Finally, the economic world is divided into separate regions led by major central banks and their conflicting policies this year. This is a new dynamic for markets and an unknown land where they do not know how to move. All things equal, higher rates are positive for currencies, while the stimulus is negative. As a result, the USD may be the strongest currency this year, 


Earnings Season Forecast is Surprising

The second earnings season of 2022 has almost begun. From banks and tech stocks to cars and the retail sector: in this outlook, we covered the most promising releases of this summer and made several projections on the companies’ prospects.


How Will BoJ Meeting Affect the Yen

Hold onto your hats, folks! The Japanese yen took a nosedive after the Bank of Japan (BOJ) left its ultra-loose policy settings unchanged, including its closely watched yield curve control (YCC) policy. But wait, there's more! The BOJ also removed its forward guidance, which had previously pledged to keep interest rates at current or lower levels. So, what's the scoop?
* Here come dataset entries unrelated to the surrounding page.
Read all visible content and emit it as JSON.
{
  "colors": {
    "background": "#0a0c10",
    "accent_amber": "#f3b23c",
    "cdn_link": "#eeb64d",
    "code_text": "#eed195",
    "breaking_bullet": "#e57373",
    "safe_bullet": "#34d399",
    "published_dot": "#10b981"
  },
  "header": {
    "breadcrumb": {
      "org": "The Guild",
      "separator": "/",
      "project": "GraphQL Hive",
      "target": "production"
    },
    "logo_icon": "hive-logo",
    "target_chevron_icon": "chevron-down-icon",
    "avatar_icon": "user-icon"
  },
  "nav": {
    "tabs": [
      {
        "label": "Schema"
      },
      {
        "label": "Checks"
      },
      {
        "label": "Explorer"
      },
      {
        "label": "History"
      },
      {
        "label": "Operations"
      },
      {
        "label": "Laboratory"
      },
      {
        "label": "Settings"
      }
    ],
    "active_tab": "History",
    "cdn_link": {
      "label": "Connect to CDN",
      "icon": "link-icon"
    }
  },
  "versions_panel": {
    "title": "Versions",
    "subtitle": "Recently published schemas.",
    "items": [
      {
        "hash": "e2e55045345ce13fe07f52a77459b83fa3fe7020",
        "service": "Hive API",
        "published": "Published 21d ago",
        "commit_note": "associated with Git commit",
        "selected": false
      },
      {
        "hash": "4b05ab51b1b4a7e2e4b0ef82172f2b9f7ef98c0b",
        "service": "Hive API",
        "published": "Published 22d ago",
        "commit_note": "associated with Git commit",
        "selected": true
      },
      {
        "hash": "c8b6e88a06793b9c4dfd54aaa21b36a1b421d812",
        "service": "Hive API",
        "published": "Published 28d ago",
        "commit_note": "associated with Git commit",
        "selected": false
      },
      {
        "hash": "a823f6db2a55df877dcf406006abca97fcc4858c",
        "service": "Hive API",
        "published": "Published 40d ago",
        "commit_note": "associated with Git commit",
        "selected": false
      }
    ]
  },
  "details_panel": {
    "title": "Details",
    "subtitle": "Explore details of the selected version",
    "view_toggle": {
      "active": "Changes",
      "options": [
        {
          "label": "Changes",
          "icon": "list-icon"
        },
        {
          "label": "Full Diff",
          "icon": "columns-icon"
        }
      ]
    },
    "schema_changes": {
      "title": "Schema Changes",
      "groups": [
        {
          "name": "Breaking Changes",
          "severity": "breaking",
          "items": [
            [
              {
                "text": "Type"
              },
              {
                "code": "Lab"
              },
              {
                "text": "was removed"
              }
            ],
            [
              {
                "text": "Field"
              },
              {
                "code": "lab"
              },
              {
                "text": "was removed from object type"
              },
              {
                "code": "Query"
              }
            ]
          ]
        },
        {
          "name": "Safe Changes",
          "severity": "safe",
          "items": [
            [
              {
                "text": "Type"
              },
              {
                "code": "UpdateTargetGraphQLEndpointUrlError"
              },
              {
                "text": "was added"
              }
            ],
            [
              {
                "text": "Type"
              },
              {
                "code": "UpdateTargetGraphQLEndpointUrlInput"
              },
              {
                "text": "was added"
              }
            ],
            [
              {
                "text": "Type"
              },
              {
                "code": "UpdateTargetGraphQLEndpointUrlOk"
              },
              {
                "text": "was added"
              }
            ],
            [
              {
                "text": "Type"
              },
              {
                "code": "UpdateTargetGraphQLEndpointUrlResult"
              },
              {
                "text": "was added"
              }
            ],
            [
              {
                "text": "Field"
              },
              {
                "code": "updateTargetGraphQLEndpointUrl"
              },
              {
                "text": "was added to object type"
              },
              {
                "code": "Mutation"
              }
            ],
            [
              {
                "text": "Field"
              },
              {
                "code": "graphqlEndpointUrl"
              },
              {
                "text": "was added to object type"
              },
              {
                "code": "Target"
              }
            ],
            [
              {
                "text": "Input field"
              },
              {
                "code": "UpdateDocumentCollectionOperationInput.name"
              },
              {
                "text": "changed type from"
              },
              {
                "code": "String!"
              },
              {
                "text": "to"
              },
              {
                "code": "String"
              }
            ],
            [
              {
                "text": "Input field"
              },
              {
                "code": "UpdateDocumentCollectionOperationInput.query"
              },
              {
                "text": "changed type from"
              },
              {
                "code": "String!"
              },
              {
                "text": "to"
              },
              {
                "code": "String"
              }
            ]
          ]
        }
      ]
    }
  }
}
Market expectations had been subdued going into the meeting, but some were still hoping for tweaks to the forward guidance to prepare for an eventual exit from the bank's massive stimulus

Choose your payment system

Feel the Team Spirit


Please fill in the form below so we can contact you

Select the best time for us to call you. We give calls from Monday to Friday in suggested intervals. In case we couldn't get through, we will try again at the same time the next day. For getting real-time assistance, use FBS chat.

We provide only English-speaking callbacks. If you prefer any other languages, contact the support team.

We will call you at the time interval that you chose

Change number

Your request is accepted.

We will call you at the time interval that you chose

Next callback request for this phone number will be available in 00:30:00

If you have an urgent issue please contact us via
Live chat

Internal error. Please try again later